The new plant -- staffed initially by about 17 people beginning in July 1968 and by more than 300 a year later -- began business by manufacturing computer cables for use in IBM's entire standard computer line. Ernest K. Friedli, a 21-year IBM veteran, was named as the plant's first general manager.
Ernest K. Friedli (seated), general manager of IBM's Brooklyn, N.Y., plant, with members of the facility's management team in May 1968. Shown from left are Henry Jackson, manager of personnel; John W. Lawson, production control manager; Edgar A. Fitt, information manager; Alfred J. Iannone, manager, plans and operations; Matthew Whithead, II, legal counsel; Eugene E. Douglas, manager of manufacturing operations; Dean M. Kintner, staff assistant; and Eric J. Flood, controller.

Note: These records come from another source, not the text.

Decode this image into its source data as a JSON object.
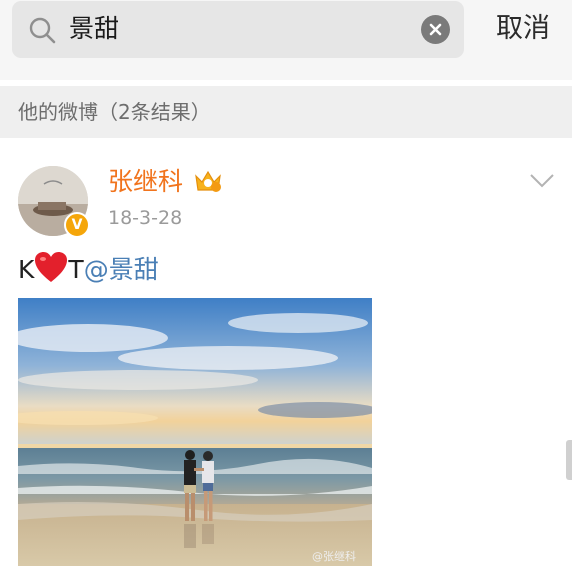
{
  "search": {
    "query": "景甜",
    "cancel_label": "取消"
  },
  "section": {
    "title": "他的微博（2条结果）"
  },
  "post": {
    "author": "张继科",
    "verified_badge": "V",
    "date": "18-3-28",
    "text_before_heart": "K",
    "text_after_heart": "T",
    "mention": "@景甜",
    "watermark": "@张继科"
  },
  "icons": {
    "search": "search-icon",
    "clear": "clear-icon",
    "crown": "vip-crown-icon",
    "chevron": "chevron-down-icon",
    "heart": "heart-icon"
  },
  "colors": {
    "author": "#f1741d",
    "mention": "#4a7fb5",
    "badge": "#f5a60a"
  }
}
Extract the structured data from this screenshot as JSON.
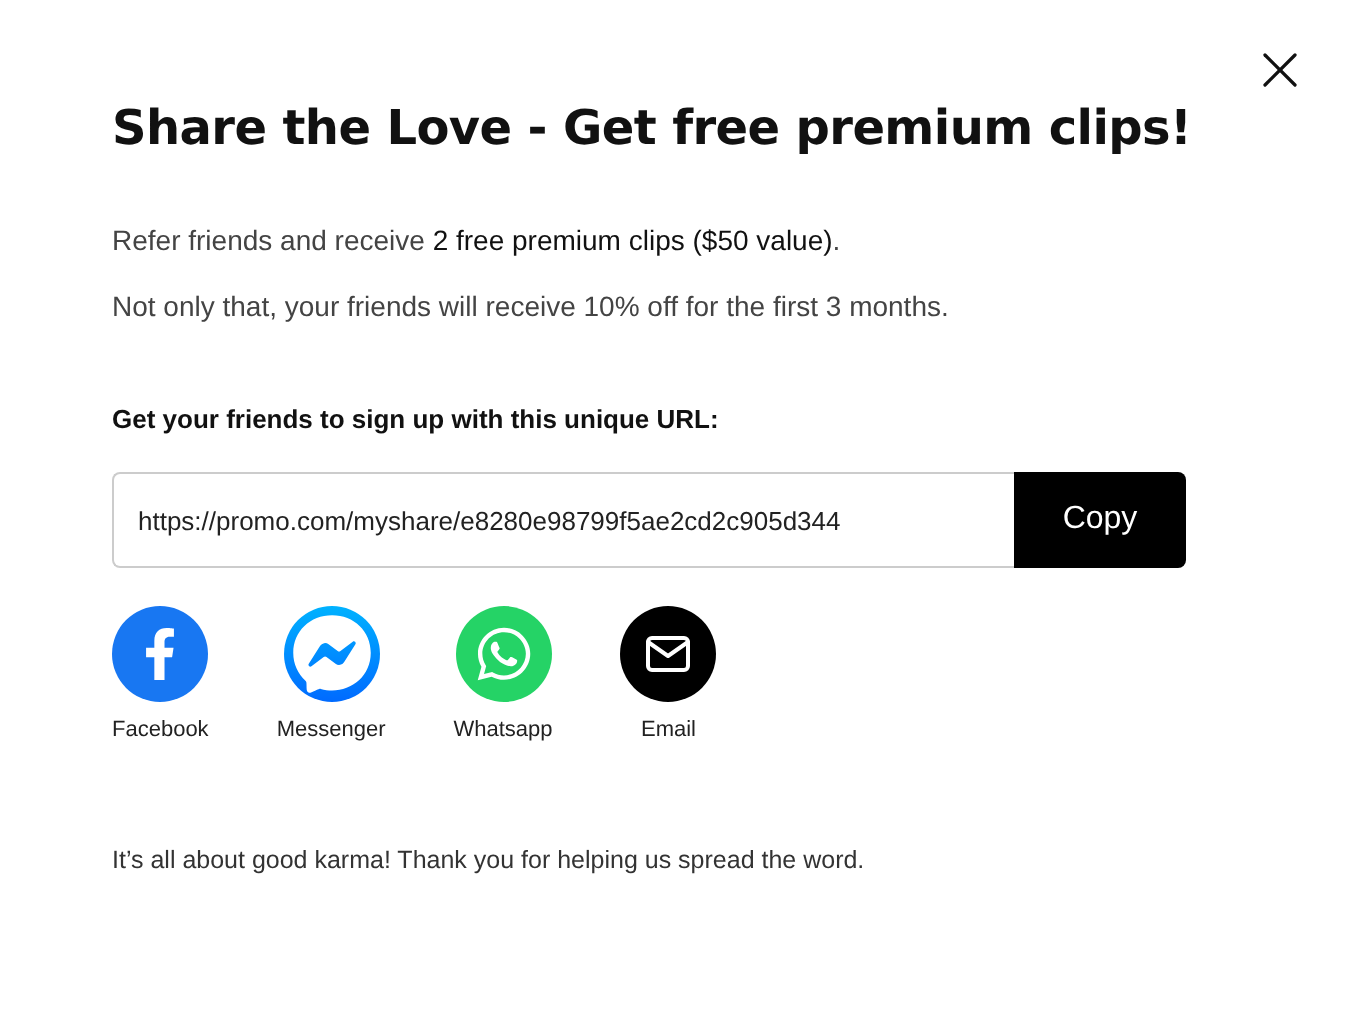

Cable production was started on July 8, 1968 in a small area on the second floor. Brooklyn's first shipment of external cables went to IBM's huge Poughkeepsie plant, in upstate New York. Four months later, the Brooklyn site took on a second product mission: the manufacture of power supplies for the IBM 029 card punch and the IBM 059 card verifier. Power supply units provided the exact amounts of electrical power necessary to operate these machines, and Brooklyn began shipping its first completed power supply units to IBM's Kingston, N.Y., factory in January 1969.